Location: Lochmaddy, North Uist, Scotland.

Accident Investigation Report 20/2017

Investigation report into marine accident including what happened and safety lessons learned:

MAIB investigation report 20-2017: Hebrides

Annexes to MAIB investigation report 20-2017: Hebrides

Photograph of Hebrides aground courtesy of Scottish TV News

Hebrides aground (photo: Scottish TV News)


On 25 September 2016, the ro-ro passenger ferry Hebrides was approaching Lochmaddy, North Uist, Scotland when control of the ferry’s port controllable pitch propeller was lost. The master attempted to control the ferry’s movements but he was unable to prevent it from running over several mooring pontoons and briefly grounding. There were no injuries but the ferry was damaged and had to be taken out of service and repaired in dry dock.

Safety lessons

  • the loss of control was caused by the loosening of a setscrew (grub screw) within a servomotor assembly
  • thread locking compound had not been used to secure the setscrew
  • service instructions for the maintenance of the servomotor were not available to ship’s engineers or shore-based service engineers
  • an alarm system that had been recommended by the control system manufacturer had not been fitted
  • the bridge and engine control room teams were not sufficiently prepared or practiced to deal effectively with a loss of control in confined waters


Rolls-Royce Marine (2017/136) is recommended to verify its processes to ensure that service and inspection instructions provided by the original equipment manufacturers of the components used in its control systems are available to its service engineers and in the documentation provided to vessels.

CalMac Ferries Ltd (2017/137) is recommended to implement procedures that:

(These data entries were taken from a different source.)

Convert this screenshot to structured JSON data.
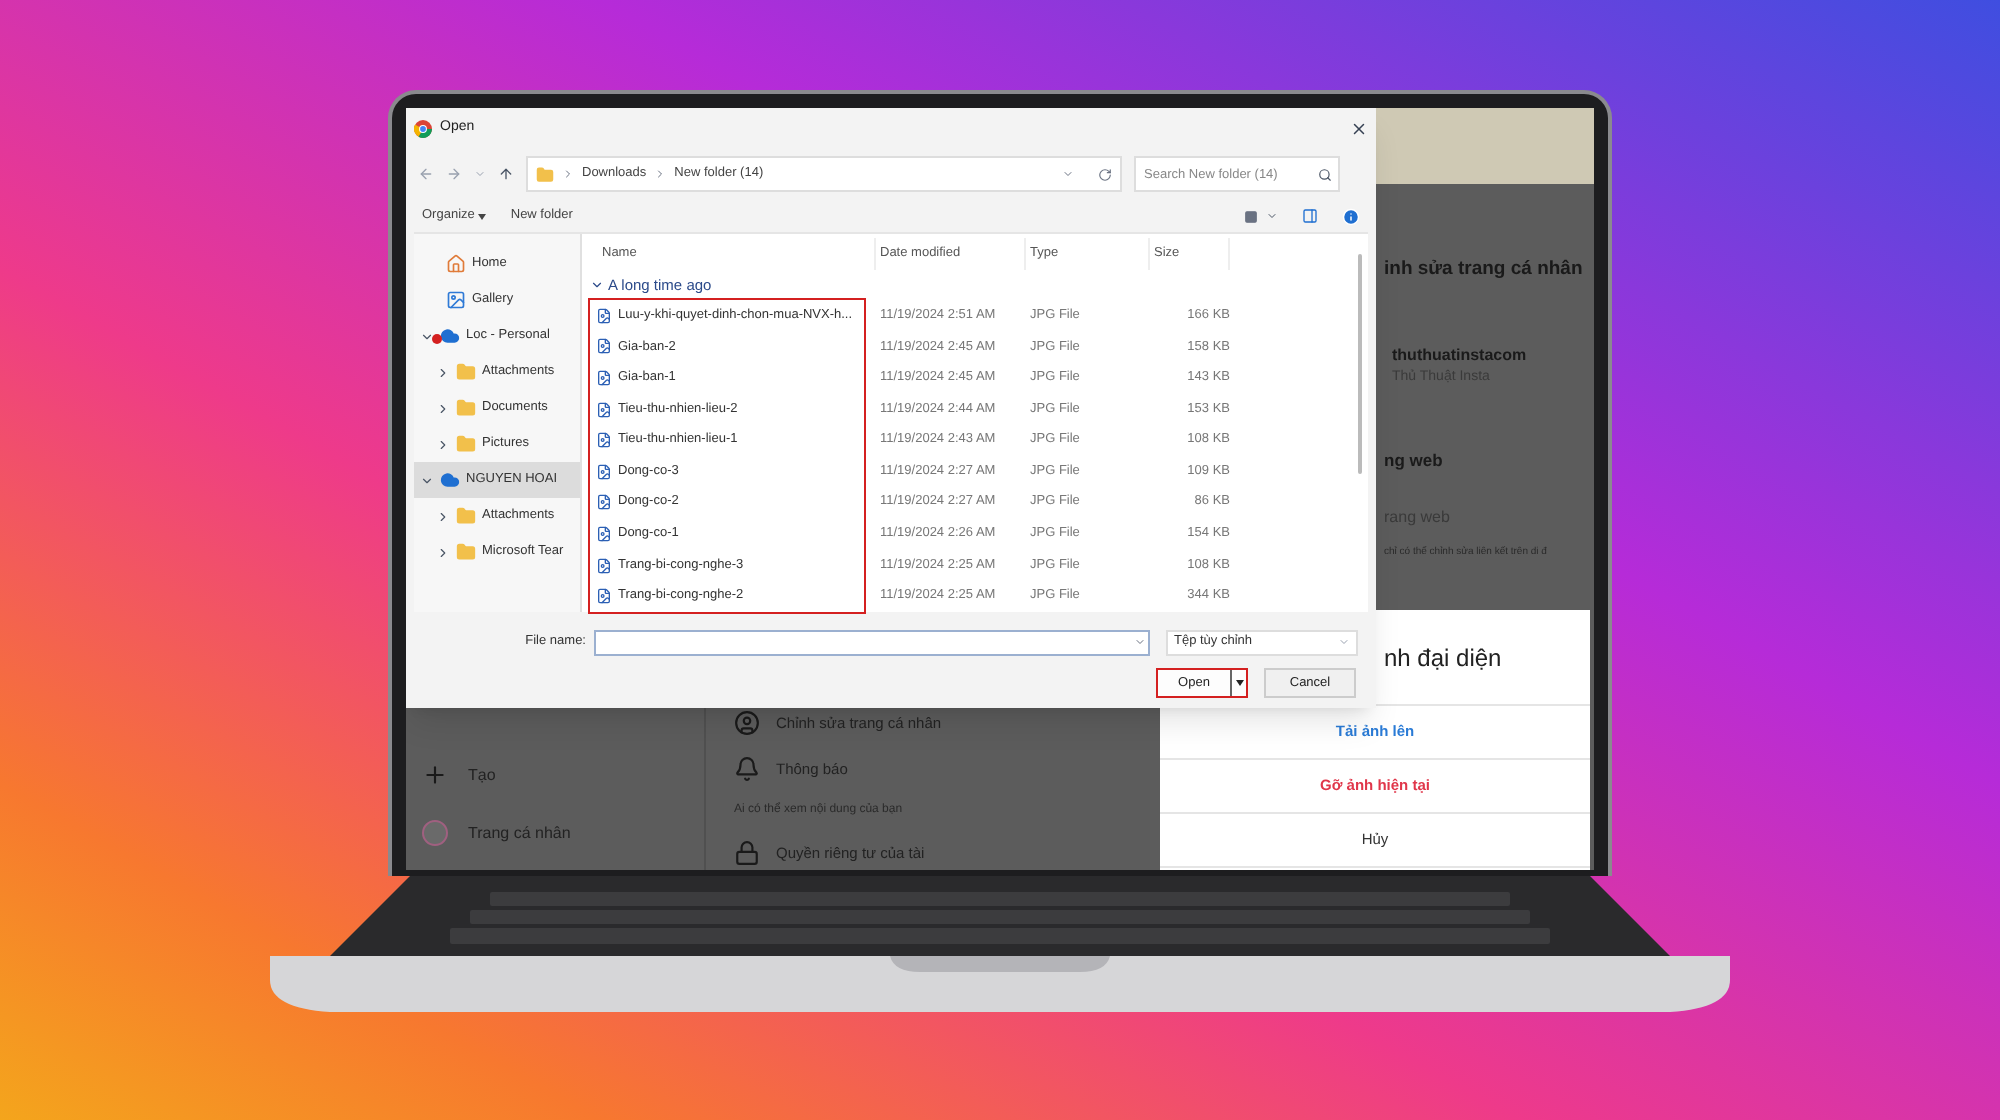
{
  "dialog": {
    "title": "Open",
    "path": [
      "Downloads",
      "New folder (14)"
    ],
    "search": {
      "placeholder": "Search New folder (14)"
    },
    "toolbar": [
      {
        "label": "Organize",
        "kind": "menu"
      },
      {
        "label": "New folder",
        "kind": "button"
      }
    ],
    "sidebar": [
      {
        "label": "Home",
        "kind": "home",
        "selected": false
      },
      {
        "label": "Gallery",
        "kind": "gallery",
        "selected": false
      },
      {
        "label": "Loc - Personal",
        "kind": "cloud",
        "expanded": true,
        "sync_error": true,
        "selected": false,
        "children": [
          {
            "label": "Attachments",
            "kind": "folder",
            "expanded": false,
            "selected": false
          },
          {
            "label": "Documents",
            "kind": "folder",
            "expanded": false,
            "selected": false
          },
          {
            "label": "Pictures",
            "kind": "folder",
            "expanded": false,
            "selected": false
          }
        ]
      },
      {
        "label": "NGUYEN HOAI",
        "kind": "cloud",
        "expanded": true,
        "sync_error": false,
        "selected": true,
        "children": [
          {
            "label": "Attachments",
            "kind": "folder",
            "expanded": false,
            "selected": false
          },
          {
            "label": "Microsoft Tear",
            "kind": "folder",
            "expanded": false,
            "selected": false
          }
        ]
      }
    ],
    "columns": [
      "Name",
      "Date modified",
      "Type",
      "Size"
    ],
    "group": {
      "label": "A long time ago",
      "expanded": true
    },
    "names_highlighted": true,
    "files": [
      {
        "name": "Luu-y-khi-quyet-dinh-chon-mua-NVX-h...",
        "date": "11/19/2024 2:51 AM",
        "type": "JPG File",
        "size": "166 KB"
      },
      {
        "name": "Gia-ban-2",
        "date": "11/19/2024 2:45 AM",
        "type": "JPG File",
        "size": "158 KB"
      },
      {
        "name": "Gia-ban-1",
        "date": "11/19/2024 2:45 AM",
        "type": "JPG File",
        "size": "143 KB"
      },
      {
        "name": "Tieu-thu-nhien-lieu-2",
        "date": "11/19/2024 2:44 AM",
        "type": "JPG File",
        "size": "153 KB"
      },
      {
        "name": "Tieu-thu-nhien-lieu-1",
        "date": "11/19/2024 2:43 AM",
        "type": "JPG File",
        "size": "108 KB"
      },
      {
        "name": "Dong-co-3",
        "date": "11/19/2024 2:27 AM",
        "type": "JPG File",
        "size": "109 KB"
      },
      {
        "name": "Dong-co-2",
        "date": "11/19/2024 2:27 AM",
        "type": "JPG File",
        "size": "86 KB"
      },
      {
        "name": "Dong-co-1",
        "date": "11/19/2024 2:26 AM",
        "type": "JPG File",
        "size": "154 KB"
      },
      {
        "name": "Trang-bi-cong-nghe-3",
        "date": "11/19/2024 2:25 AM",
        "type": "JPG File",
        "size": "108 KB"
      },
      {
        "name": "Trang-bi-cong-nghe-2",
        "date": "11/19/2024 2:25 AM",
        "type": "JPG File",
        "size": "344 KB"
      }
    ],
    "file_name": {
      "label": "File name:"
    },
    "filter": "Tệp tùy chỉnh",
    "buttons": [
      {
        "label": "Open",
        "kind": "split",
        "highlighted": true
      },
      {
        "label": "Cancel",
        "kind": "plain",
        "highlighted": false
      }
    ]
  },
  "nav": [
    {
      "label": "Tạo",
      "kind": "plus"
    },
    {
      "label": "Trang cá nhân",
      "kind": "avatar"
    }
  ],
  "settings_menu": [
    {
      "label": "Chỉnh sửa trang cá nhân",
      "kind": "person"
    },
    {
      "label": "Thông báo",
      "kind": "bell"
    },
    {
      "label": "Ai có thể xem nội dung của bạn",
      "kind": "section"
    },
    {
      "label": "Quyền riêng tư của tài",
      "kind": "lock"
    }
  ],
  "edit_panel": {
    "heading": "inh sửa trang cá nhân",
    "username": "thuthuatinstacom",
    "full_name": "Thủ Thuật Insta",
    "website_heading": "ng web",
    "website_field": "rang web",
    "website_note": "chỉ có thể chỉnh sửa liên kết trên di đ"
  },
  "photo_sheet": {
    "title": "nh đại diện",
    "actions": [
      {
        "label": "Tải ảnh lên",
        "kind": "primary"
      },
      {
        "label": "Gỡ ảnh hiện tại",
        "kind": "destructive"
      },
      {
        "label": "Hủy",
        "kind": "plain"
      }
    ]
  }
}
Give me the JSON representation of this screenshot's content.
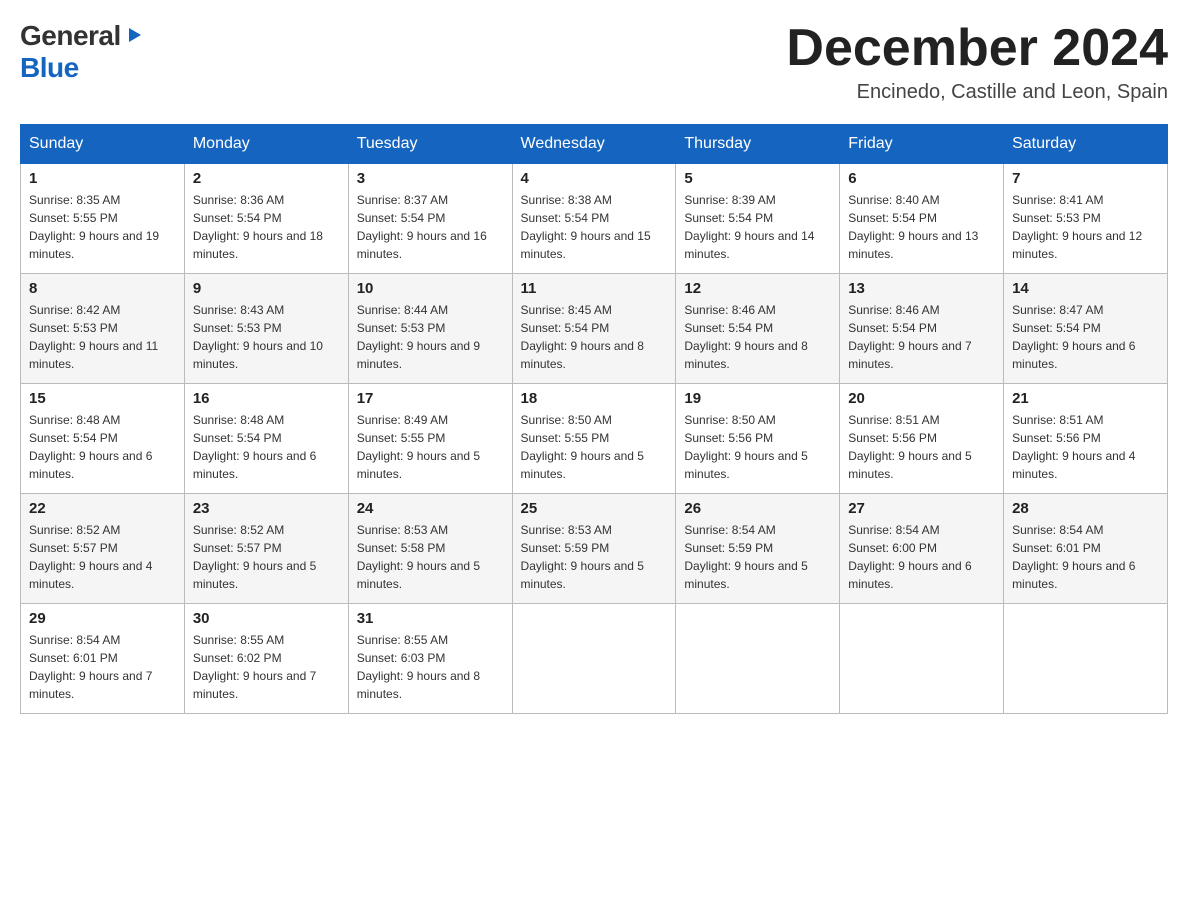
{
  "logo": {
    "general": "General",
    "blue": "Blue",
    "arrow": "▶"
  },
  "header": {
    "month_year": "December 2024",
    "location": "Encinedo, Castille and Leon, Spain"
  },
  "weekdays": [
    "Sunday",
    "Monday",
    "Tuesday",
    "Wednesday",
    "Thursday",
    "Friday",
    "Saturday"
  ],
  "weeks": [
    [
      {
        "day": "1",
        "sunrise": "8:35 AM",
        "sunset": "5:55 PM",
        "daylight": "9 hours and 19 minutes."
      },
      {
        "day": "2",
        "sunrise": "8:36 AM",
        "sunset": "5:54 PM",
        "daylight": "9 hours and 18 minutes."
      },
      {
        "day": "3",
        "sunrise": "8:37 AM",
        "sunset": "5:54 PM",
        "daylight": "9 hours and 16 minutes."
      },
      {
        "day": "4",
        "sunrise": "8:38 AM",
        "sunset": "5:54 PM",
        "daylight": "9 hours and 15 minutes."
      },
      {
        "day": "5",
        "sunrise": "8:39 AM",
        "sunset": "5:54 PM",
        "daylight": "9 hours and 14 minutes."
      },
      {
        "day": "6",
        "sunrise": "8:40 AM",
        "sunset": "5:54 PM",
        "daylight": "9 hours and 13 minutes."
      },
      {
        "day": "7",
        "sunrise": "8:41 AM",
        "sunset": "5:53 PM",
        "daylight": "9 hours and 12 minutes."
      }
    ],
    [
      {
        "day": "8",
        "sunrise": "8:42 AM",
        "sunset": "5:53 PM",
        "daylight": "9 hours and 11 minutes."
      },
      {
        "day": "9",
        "sunrise": "8:43 AM",
        "sunset": "5:53 PM",
        "daylight": "9 hours and 10 minutes."
      },
      {
        "day": "10",
        "sunrise": "8:44 AM",
        "sunset": "5:53 PM",
        "daylight": "9 hours and 9 minutes."
      },
      {
        "day": "11",
        "sunrise": "8:45 AM",
        "sunset": "5:54 PM",
        "daylight": "9 hours and 8 minutes."
      },
      {
        "day": "12",
        "sunrise": "8:46 AM",
        "sunset": "5:54 PM",
        "daylight": "9 hours and 8 minutes."
      },
      {
        "day": "13",
        "sunrise": "8:46 AM",
        "sunset": "5:54 PM",
        "daylight": "9 hours and 7 minutes."
      },
      {
        "day": "14",
        "sunrise": "8:47 AM",
        "sunset": "5:54 PM",
        "daylight": "9 hours and 6 minutes."
      }
    ],
    [
      {
        "day": "15",
        "sunrise": "8:48 AM",
        "sunset": "5:54 PM",
        "daylight": "9 hours and 6 minutes."
      },
      {
        "day": "16",
        "sunrise": "8:48 AM",
        "sunset": "5:54 PM",
        "daylight": "9 hours and 6 minutes."
      },
      {
        "day": "17",
        "sunrise": "8:49 AM",
        "sunset": "5:55 PM",
        "daylight": "9 hours and 5 minutes."
      },
      {
        "day": "18",
        "sunrise": "8:50 AM",
        "sunset": "5:55 PM",
        "daylight": "9 hours and 5 minutes."
      },
      {
        "day": "19",
        "sunrise": "8:50 AM",
        "sunset": "5:56 PM",
        "daylight": "9 hours and 5 minutes."
      },
      {
        "day": "20",
        "sunrise": "8:51 AM",
        "sunset": "5:56 PM",
        "daylight": "9 hours and 5 minutes."
      },
      {
        "day": "21",
        "sunrise": "8:51 AM",
        "sunset": "5:56 PM",
        "daylight": "9 hours and 4 minutes."
      }
    ],
    [
      {
        "day": "22",
        "sunrise": "8:52 AM",
        "sunset": "5:57 PM",
        "daylight": "9 hours and 4 minutes."
      },
      {
        "day": "23",
        "sunrise": "8:52 AM",
        "sunset": "5:57 PM",
        "daylight": "9 hours and 5 minutes."
      },
      {
        "day": "24",
        "sunrise": "8:53 AM",
        "sunset": "5:58 PM",
        "daylight": "9 hours and 5 minutes."
      },
      {
        "day": "25",
        "sunrise": "8:53 AM",
        "sunset": "5:59 PM",
        "daylight": "9 hours and 5 minutes."
      },
      {
        "day": "26",
        "sunrise": "8:54 AM",
        "sunset": "5:59 PM",
        "daylight": "9 hours and 5 minutes."
      },
      {
        "day": "27",
        "sunrise": "8:54 AM",
        "sunset": "6:00 PM",
        "daylight": "9 hours and 6 minutes."
      },
      {
        "day": "28",
        "sunrise": "8:54 AM",
        "sunset": "6:01 PM",
        "daylight": "9 hours and 6 minutes."
      }
    ],
    [
      {
        "day": "29",
        "sunrise": "8:54 AM",
        "sunset": "6:01 PM",
        "daylight": "9 hours and 7 minutes."
      },
      {
        "day": "30",
        "sunrise": "8:55 AM",
        "sunset": "6:02 PM",
        "daylight": "9 hours and 7 minutes."
      },
      {
        "day": "31",
        "sunrise": "8:55 AM",
        "sunset": "6:03 PM",
        "daylight": "9 hours and 8 minutes."
      },
      null,
      null,
      null,
      null
    ]
  ]
}
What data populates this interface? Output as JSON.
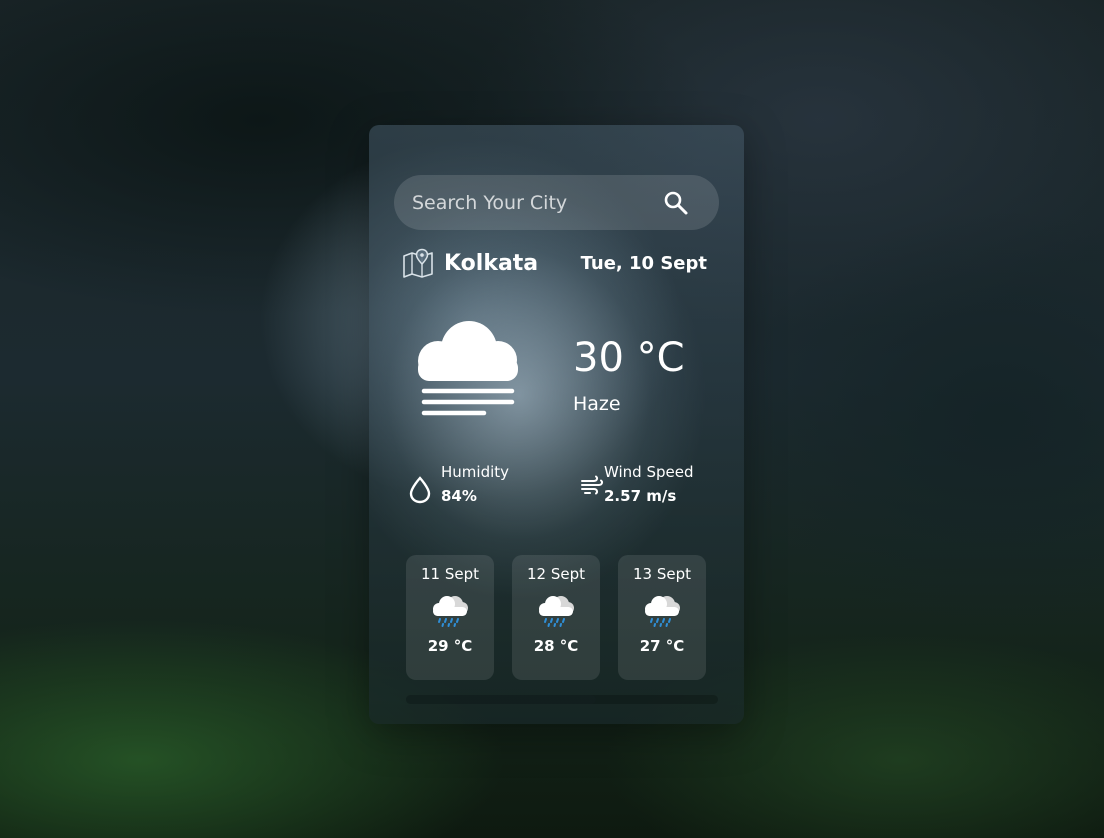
{
  "search": {
    "placeholder": "Search Your City",
    "value": ""
  },
  "location": {
    "city": "Kolkata",
    "date": "Tue, 10 Sept"
  },
  "current": {
    "temperature": "30 °C",
    "condition": "Haze",
    "icon": "haze-cloud-icon"
  },
  "stats": {
    "humidity": {
      "label": "Humidity",
      "value": "84%",
      "icon": "droplet-icon"
    },
    "wind": {
      "label": "Wind Speed",
      "value": "2.57 m/s",
      "icon": "wind-icon"
    }
  },
  "forecast": [
    {
      "date": "11 Sept",
      "temp": "29 °C",
      "icon": "rain-cloud-icon"
    },
    {
      "date": "12 Sept",
      "temp": "28 °C",
      "icon": "rain-cloud-icon"
    },
    {
      "date": "13 Sept",
      "temp": "27 °C",
      "icon": "rain-cloud-icon"
    }
  ],
  "colors": {
    "rain_drop": "#2f8fd8",
    "text": "#ffffff"
  }
}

  • document and process recommendations for safety critical system upgrades received from manufacturers
  • introduce drills and contingency plans to better prepare its crews to deal with propulsion failures
Published 14 September 2017